(Entries shown Opens)
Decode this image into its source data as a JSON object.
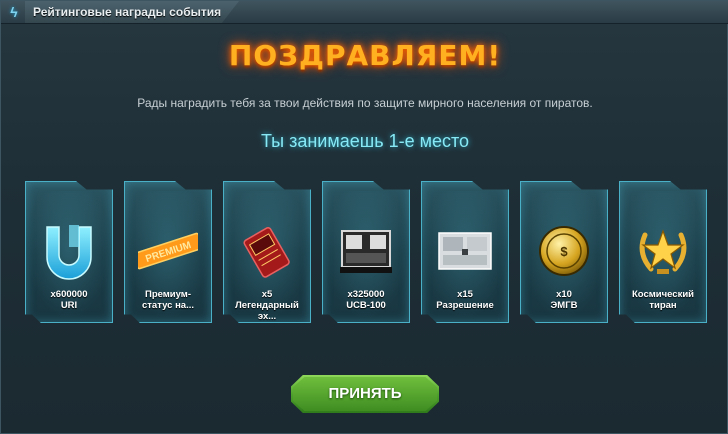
{
  "window": {
    "title": "Рейтинговые награды события",
    "title_icon": "lightning-icon"
  },
  "main": {
    "headline": "ПОЗДРАВЛЯЕМ!",
    "description": "Рады наградить тебя за твои действия по защите мирного населения от пиратов.",
    "rank_text": "Ты занимаешь 1-е место"
  },
  "rewards": [
    {
      "line1": "x600000",
      "line2": "URI",
      "line3": "",
      "icon": "uri-currency-icon"
    },
    {
      "line1": "Премиум-",
      "line2": "статус на...",
      "line3": "",
      "icon": "premium-badge-icon"
    },
    {
      "line1": "x5",
      "line2": "Легендарный",
      "line3": "эх...",
      "icon": "legendary-crate-icon"
    },
    {
      "line1": "x325000",
      "line2": "UCB-100",
      "line3": "",
      "icon": "ammo-box-icon"
    },
    {
      "line1": "x15",
      "line2": "Разрешение",
      "line3": "",
      "icon": "permit-document-icon"
    },
    {
      "line1": "x10",
      "line2": "ЭМГВ",
      "line3": "",
      "icon": "gold-coin-icon"
    },
    {
      "line1": "Космический",
      "line2": "тиран",
      "line3": "",
      "icon": "star-laurel-icon"
    }
  ],
  "actions": {
    "accept_label": "ПРИНЯТЬ"
  },
  "colors": {
    "headline": "#ffb020",
    "rank": "#86e9f5",
    "accept": "#4fa22d"
  }
}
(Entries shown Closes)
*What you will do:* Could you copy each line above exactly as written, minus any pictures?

*Response:*
Decode this image into its source data as a JSON object.
{
  "window": {
    "title": "Рейтинговые награды события",
    "title_icon": "lightning-icon"
  },
  "main": {
    "headline": "ПОЗДРАВЛЯЕМ!",
    "description": "Рады наградить тебя за твои действия по защите мирного населения от пиратов.",
    "rank_text": "Ты занимаешь 1-е место"
  },
  "rewards": [
    {
      "line1": "x600000",
      "line2": "URI",
      "line3": "",
      "icon": "uri-currency-icon"
    },
    {
      "line1": "Премиум-",
      "line2": "статус на...",
      "line3": "",
      "icon": "premium-badge-icon"
    },
    {
      "line1": "x5",
      "line2": "Легендарный",
      "line3": "эх...",
      "icon": "legendary-crate-icon"
    },
    {
      "line1": "x325000",
      "line2": "UCB-100",
      "line3": "",
      "icon": "ammo-box-icon"
    },
    {
      "line1": "x15",
      "line2": "Разрешение",
      "line3": "",
      "icon": "permit-document-icon"
    },
    {
      "line1": "x10",
      "line2": "ЭМГВ",
      "line3": "",
      "icon": "gold-coin-icon"
    },
    {
      "line1": "Космический",
      "line2": "тиран",
      "line3": "",
      "icon": "star-laurel-icon"
    }
  ],
  "actions": {
    "accept_label": "ПРИНЯТЬ"
  },
  "colors": {
    "headline": "#ffb020",
    "rank": "#86e9f5",
    "accept": "#4fa22d"
  }
}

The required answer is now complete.